> Task
Check each line of the records below for the word "structured" and copy those where it appears.

(Component data from apps and pages)
*** Begin section ***
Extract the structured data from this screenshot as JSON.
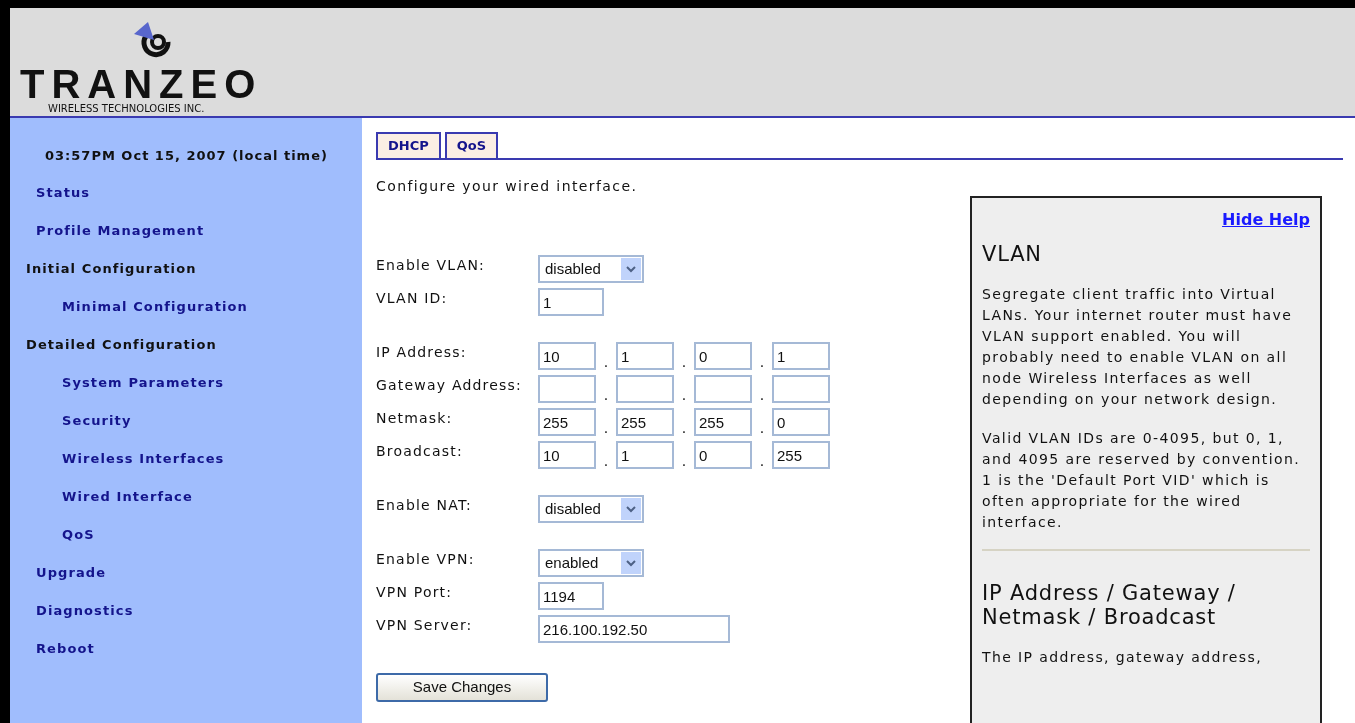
{
  "logo": {
    "name": "TRANZEO",
    "tagline": "WIRELESS TECHNOLOGIES INC."
  },
  "sidebar": {
    "clock": "03:57PM Oct 15, 2007 (local time)",
    "items": [
      {
        "kind": "link",
        "label": "Status"
      },
      {
        "kind": "link",
        "label": "Profile Management"
      },
      {
        "kind": "heading",
        "label": "Initial Configuration",
        "children": [
          {
            "label": "Minimal Configuration"
          }
        ]
      },
      {
        "kind": "heading",
        "label": "Detailed Configuration",
        "children": [
          {
            "label": "System Parameters"
          },
          {
            "label": "Security"
          },
          {
            "label": "Wireless Interfaces"
          },
          {
            "label": "Wired Interface"
          },
          {
            "label": "QoS"
          }
        ]
      },
      {
        "kind": "link",
        "label": "Upgrade"
      },
      {
        "kind": "link",
        "label": "Diagnostics"
      },
      {
        "kind": "link",
        "label": "Reboot"
      }
    ]
  },
  "tabs": [
    {
      "label": "DHCP"
    },
    {
      "label": "QoS"
    }
  ],
  "intro": "Configure your wired interface.",
  "form_groups": [
    [
      {
        "kind": "select",
        "label": "Enable VLAN:",
        "value": "disabled"
      },
      {
        "kind": "text",
        "label": "VLAN ID:",
        "value": "1"
      }
    ],
    [
      {
        "kind": "ip",
        "label": "IP Address:",
        "octets": [
          "10",
          "1",
          "0",
          "1"
        ],
        "separator": "."
      },
      {
        "kind": "ip",
        "label": "Gateway Address:",
        "separator": "."
      },
      {
        "kind": "ip",
        "label": "Netmask:",
        "octets": [
          "255",
          "255",
          "255",
          "0"
        ],
        "separator": "."
      },
      {
        "kind": "ip",
        "label": "Broadcast:",
        "octets": [
          "10",
          "1",
          "0",
          "255"
        ],
        "separator": "."
      }
    ],
    [
      {
        "kind": "select",
        "label": "Enable NAT:",
        "value": "disabled"
      }
    ],
    [
      {
        "kind": "select",
        "label": "Enable VPN:",
        "value": "enabled"
      },
      {
        "kind": "text",
        "label": "VPN Port:",
        "value": "1194"
      },
      {
        "kind": "wide",
        "label": "VPN Server:",
        "value": "216.100.192.50"
      }
    ]
  ],
  "save_button": "Save Changes",
  "help": {
    "hide_link": "Hide Help",
    "sections": [
      {
        "title": "VLAN",
        "paragraphs": [
          "Segregate client traffic into Virtual LANs. Your internet router must have VLAN support enabled. You will probably need to enable VLAN on all node Wireless Interfaces as well depending on your network design.",
          "Valid VLAN IDs are 0-4095, but 0, 1, and 4095 are reserved by convention. 1 is the 'Default Port VID' which is often appropriate for the wired interface."
        ]
      },
      {
        "title": "IP Address / Gateway / Netmask / Broadcast",
        "paragraphs": [
          "The IP address, gateway address,"
        ]
      }
    ]
  }
}
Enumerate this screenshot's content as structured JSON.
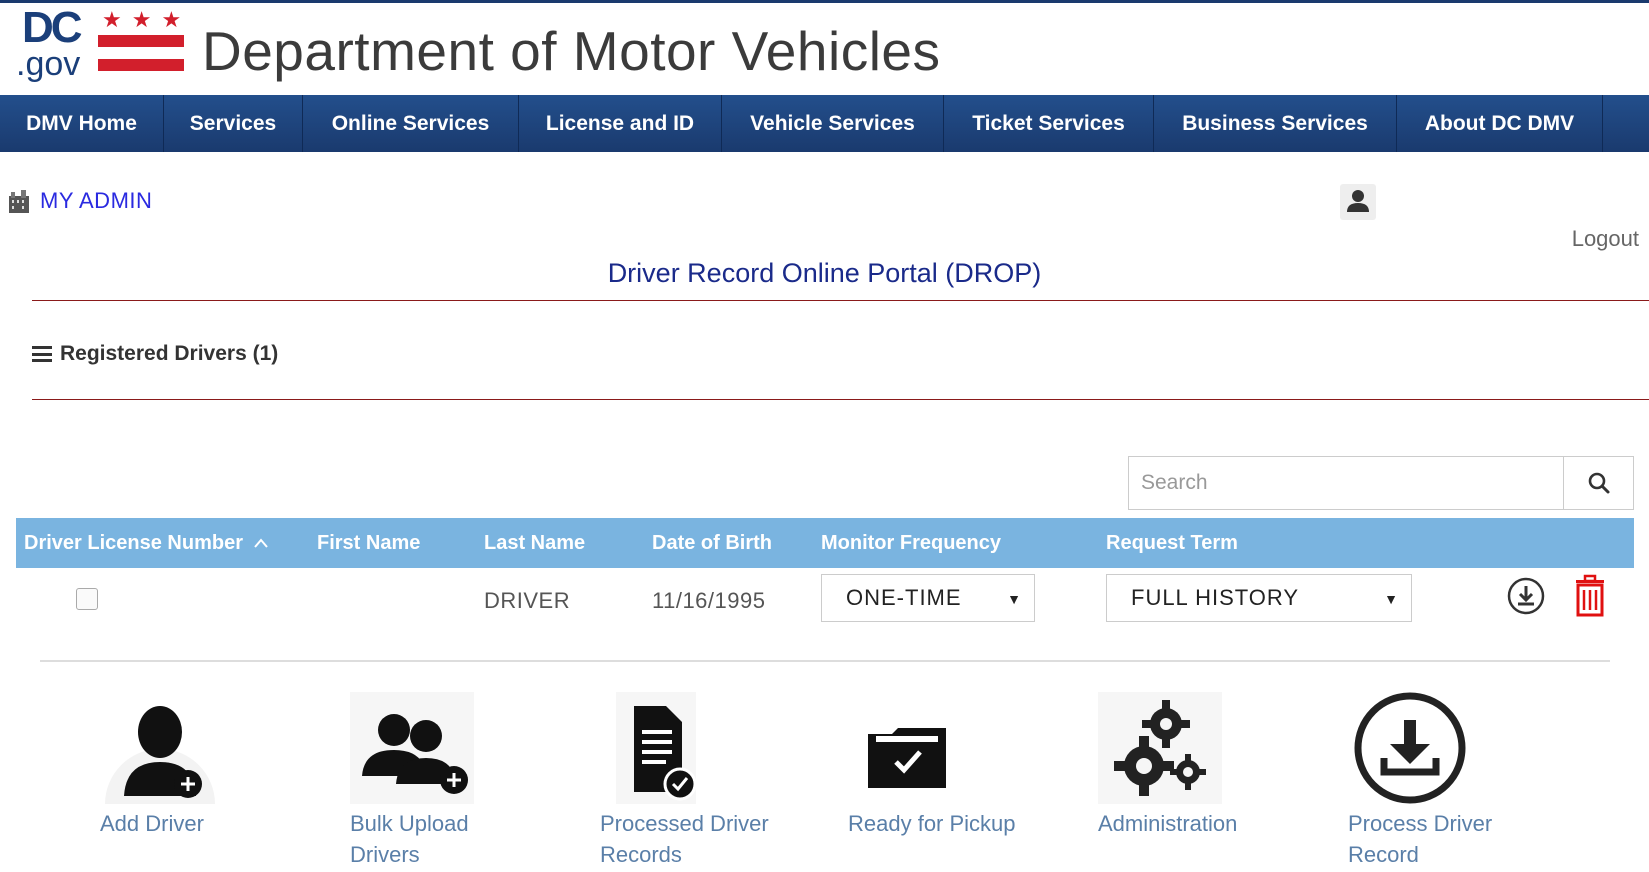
{
  "header": {
    "logo_dc": "DC",
    "logo_gov": ".gov",
    "logo_stars": "★★★",
    "title": "Department of Motor Vehicles"
  },
  "nav": {
    "items": [
      {
        "label": "DMV Home"
      },
      {
        "label": "Services"
      },
      {
        "label": "Online Services"
      },
      {
        "label": "License and ID"
      },
      {
        "label": "Vehicle Services"
      },
      {
        "label": "Ticket Services"
      },
      {
        "label": "Business Services"
      },
      {
        "label": "About DC DMV"
      }
    ]
  },
  "admin": {
    "label": "MY ADMIN"
  },
  "logout": "Logout",
  "portal_title": "Driver Record Online Portal (DROP)",
  "section": {
    "title": "Registered Drivers (1)"
  },
  "search": {
    "placeholder": "Search",
    "value": ""
  },
  "table": {
    "headers": [
      "Driver License Number",
      "First Name",
      "Last Name",
      "Date of Birth",
      "Monitor Frequency",
      "Request Term"
    ],
    "sort_indicator": "^",
    "rows": [
      {
        "license_number": "",
        "first_name": "",
        "last_name": "DRIVER",
        "dob": "11/16/1995",
        "monitor_frequency": "ONE-TIME",
        "request_term": "FULL HISTORY"
      }
    ]
  },
  "actions": [
    {
      "label": "Add Driver",
      "icon": "add-user-icon"
    },
    {
      "label": "Bulk Upload Drivers",
      "icon": "group-add-icon"
    },
    {
      "label": "Processed Driver Records",
      "icon": "document-check-icon"
    },
    {
      "label": "Ready for Pickup",
      "icon": "folder-check-icon"
    },
    {
      "label": "Administration",
      "icon": "gears-icon"
    },
    {
      "label": "Process Driver Record",
      "icon": "download-circle-icon"
    }
  ],
  "colors": {
    "nav_bg": "#1a3a6e",
    "table_header_bg": "#7ab4e0",
    "brand_red": "#d21f2c",
    "link_blue": "#2a2ae0",
    "action_label": "#5a7fa8"
  }
}
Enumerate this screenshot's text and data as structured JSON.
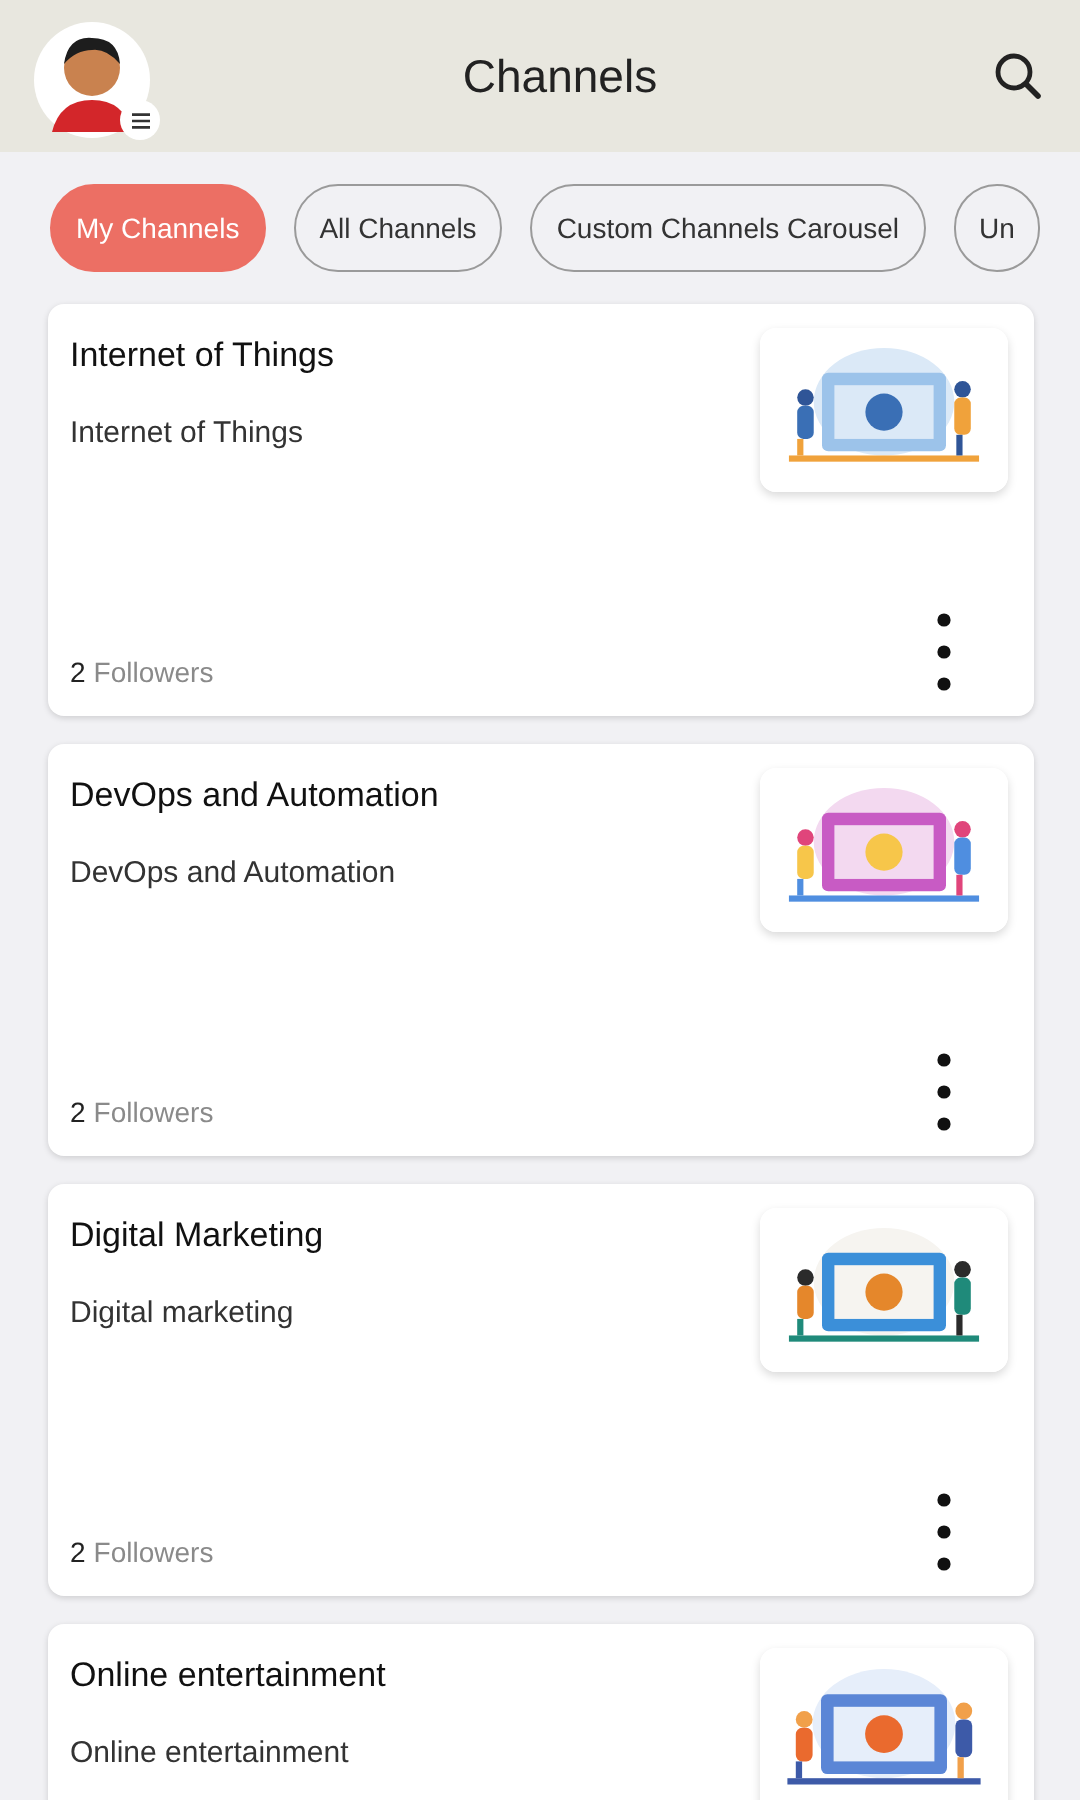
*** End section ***
> Problem solution
Extract the structured data from this screenshot as JSON.
Enumerate this screenshot's content as structured JSON.
Enumerate this screenshot's text and data as structured JSON.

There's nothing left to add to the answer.